I'll be teaching two sections of pre-calculus, one of calculus, and one of linear algebra. In each of my classes, I'll move the desks into groups of four, and hand out the syllabus and a sheet summarizing unit one and listing the homework. I'll also pass around a phone list for them to put their name and info on, which I'll copy and hand out the next day. And they will put their name on a 3x5 card, which I'll use to call on people randomly. Here are my planned day one activities for each class:

**Pre-Calculus**

**Estimating**

We'll be using estimation180.com. (Thank you, Andrew Stadel.)

Our first problem: Breaths in a day (my guess: 8000, google, 17,000 to 28,000) I was 9000 off, 9000/17000 = 53% low

**Visual Patterns**

We'll be using visualpatterns.org. (Thank you, Fawn Nguyen.)

Our first problems: #2 (easier) and #1, pretty hard

**Equations for Graphs**

We'll be using Daily Desmos. (Thank you, Team Desmos and all the contributors.)

Our first problem: 110a2 (use two eqns, or challenge yourself to find just one)

**Graphing Stories**

We'll be using graphingstories.com and what I downloaded from Dan Meyer's blog. (Thank you, Dan Meyer.)

I have had endless trouble with the projection systems in my classrooms, so I plan to test it all out in both of them today. I plan to do one of these activities (or a quiz) with my students each day at the start of class. I think this will fill my hour up quite nicely.

**Linear Algebra**

**Calculus**(starts Tuesday evening)

On Screen:
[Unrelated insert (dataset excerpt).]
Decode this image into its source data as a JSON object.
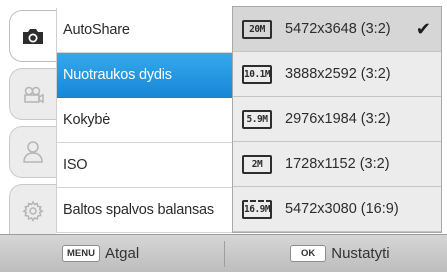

Screen 1: What is the meaning of acceleration? (Write what you think it is on your paper.)

Screen 2: A rock is thrown upward. It reaches 11 feet, and falls back down.

What is the acceleration of the rock at the instant it reaches the very top of its motion?

Think about it on your own, without discussing it yet. We’ll vote, then discuss, then vote again.

Screen 3: A rock is thrown upward. It reaches 11 feet, and falls back down.

What is the acceleration of the rock at the instant it reaches the very top of its motion?

A. up B. down C. none D. not enough information

I don't want to bother with clickers, so I need to stop by the copy shop to get my vote cards made up. (I got this idea from Kate. Mine will be a bit different. I'll post more if it works out, and maybe even if it doesn't. Kate has a good calculus question at that post.)

**Tangent Task**

For the past two semesters, on day one, I had students carefully graph y=x

^{2}, and then show a line tangent to the graph at x=2. After that they were

*supposed*to estimate the slope of the tangent line. It worked great in the fall. But in the spring, a bunch of them knew the derivative 'rule' and that destroyed the activity. I'm going to use a circle and a few graphs I've drawn this time, so they can't use 'rules'.

This class meets for 2 1/2 hours, so I'll have lots more planned, but I get to work on that tomorrow and Tuesday.

On the first day or two I also:

- Explain how Donut Points work (Every time someone in class catches me in a math mistake, that's a donut point. When the class has gotten 30 donut points, I bring in donuts.);
- Talk about the difference between what people think math is and what it really is;
- Talk about mindsets, stereotype threat, and how neurons grow when we learn new things (I like talking about myelin growth);
- Explain how to get cheap textbooks (online, used, I allow older editions);
- Explain that I will stamp homework each day;
- On day one I ask them to find interesting things on the syllabus, on day two I ask them to share, giving me the opportunity to explain test retakes.

You may find other helpful ideas at my previous Day One posts, here, here, and here.

Everytime I hear about polling a group with a multiple-choice question, I want to ask something like:

ReplyDeleteQ: What percentage will give the same response as you?

A) >90%

B) >50%, but <= 90%

C) >25%, but <= 50%

D) <= 25%

but I am a bad person... ;)